Greeting a chained dogFrom that moment on, whether walking away from him, or towards him, he showed what I had never thought I’d see from him, excitement. He didn’t growl at me, nor did he shy away. He was even trained to sit and extend his paw. The weekend was nearly over and I had to say goodbye to my new friends. Upon doing this, I noticed a bone on the ground, in front of the newest arrival’s shelter. I didn’t notice until I had picked up this bone that it was a piece of a jaw with teeth still attached to it. It was obvious that this jaw belonged to a small dog. I don’t know whether it belonged to Happy. It really didn’t make a difference to whom it belonged. Either way, I knew that this bone and the living dog next to it were one and the same and that the living dog was staring into his own future. Yellow dog, what is your fate?

Some days later I began to think of what I could possibly do to somehow help these dogs. Then I began to ask myself, if I could save just one, which dog would it be? Would it be the ever so enthusiastic Yellow, or the dog who I now endearingly call Crazy, or the sickly looking one? I had no doubt that Happy’s sickly replacement sensed something terrifying was going to happen to him. Yet, Yellow was still so much alive and so full of energy, it seemed impossible to even imagine him being lifeless. Crazy was once a house dog. If I had been able to, should I have taken him home, as he already knows what life was once like? Or the sick dog? Would I be able to rehabilitate him? These are desperate questions.

Unfortunately I was not able to take any of the three dogs with me. I know I could have done so much more, but I did not. One by one the dogs will be taken to an unknown place, some with hope, others without, will be slaughtered, eaten and then replaced. I still feel a sense of loss and guilt that Happy is gone but I know that somehow, even though for a short while, I made a difference in his life, just by taking him out on a short walk. It is so important for me to know that.

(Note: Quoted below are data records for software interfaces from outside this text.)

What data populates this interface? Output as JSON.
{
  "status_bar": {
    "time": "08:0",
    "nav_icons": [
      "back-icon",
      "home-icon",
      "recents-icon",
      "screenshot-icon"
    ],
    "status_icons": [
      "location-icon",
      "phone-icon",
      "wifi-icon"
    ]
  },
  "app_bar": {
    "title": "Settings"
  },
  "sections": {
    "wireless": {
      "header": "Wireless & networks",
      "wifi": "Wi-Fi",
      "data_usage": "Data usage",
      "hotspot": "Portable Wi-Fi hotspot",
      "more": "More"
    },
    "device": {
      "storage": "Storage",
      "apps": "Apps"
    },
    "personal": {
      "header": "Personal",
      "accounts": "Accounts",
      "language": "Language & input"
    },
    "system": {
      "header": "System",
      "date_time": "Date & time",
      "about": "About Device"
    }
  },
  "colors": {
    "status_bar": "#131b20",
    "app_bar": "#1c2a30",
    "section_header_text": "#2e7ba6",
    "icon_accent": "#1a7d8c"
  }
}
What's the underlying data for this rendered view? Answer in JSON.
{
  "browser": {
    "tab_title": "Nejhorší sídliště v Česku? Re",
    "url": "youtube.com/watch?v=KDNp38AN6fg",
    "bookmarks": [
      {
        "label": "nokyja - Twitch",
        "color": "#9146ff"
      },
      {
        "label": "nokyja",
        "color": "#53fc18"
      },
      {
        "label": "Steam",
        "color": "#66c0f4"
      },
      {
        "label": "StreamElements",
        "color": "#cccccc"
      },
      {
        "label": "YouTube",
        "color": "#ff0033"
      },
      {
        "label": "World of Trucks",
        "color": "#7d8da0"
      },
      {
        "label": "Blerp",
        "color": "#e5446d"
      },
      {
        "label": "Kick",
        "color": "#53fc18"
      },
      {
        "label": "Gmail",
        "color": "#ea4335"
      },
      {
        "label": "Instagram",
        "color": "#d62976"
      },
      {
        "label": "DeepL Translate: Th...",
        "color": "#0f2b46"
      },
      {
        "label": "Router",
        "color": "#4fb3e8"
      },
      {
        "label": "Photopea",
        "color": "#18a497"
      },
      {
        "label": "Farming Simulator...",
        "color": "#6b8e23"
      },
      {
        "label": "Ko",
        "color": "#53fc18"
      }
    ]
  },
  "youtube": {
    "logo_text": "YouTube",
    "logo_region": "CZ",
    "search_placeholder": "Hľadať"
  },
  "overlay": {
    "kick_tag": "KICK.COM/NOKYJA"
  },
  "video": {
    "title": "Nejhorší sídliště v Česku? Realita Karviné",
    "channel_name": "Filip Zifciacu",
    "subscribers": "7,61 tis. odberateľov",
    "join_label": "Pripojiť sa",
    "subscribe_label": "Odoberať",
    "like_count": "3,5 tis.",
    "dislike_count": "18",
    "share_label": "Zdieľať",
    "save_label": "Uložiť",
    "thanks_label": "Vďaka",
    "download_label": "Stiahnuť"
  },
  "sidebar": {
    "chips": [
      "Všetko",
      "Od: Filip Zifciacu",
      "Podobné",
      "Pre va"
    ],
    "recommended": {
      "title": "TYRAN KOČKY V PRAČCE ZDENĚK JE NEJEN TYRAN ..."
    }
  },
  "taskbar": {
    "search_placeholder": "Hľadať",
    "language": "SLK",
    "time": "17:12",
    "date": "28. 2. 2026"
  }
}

Written by Piotr Fester and originally posted on ARK in January 2008.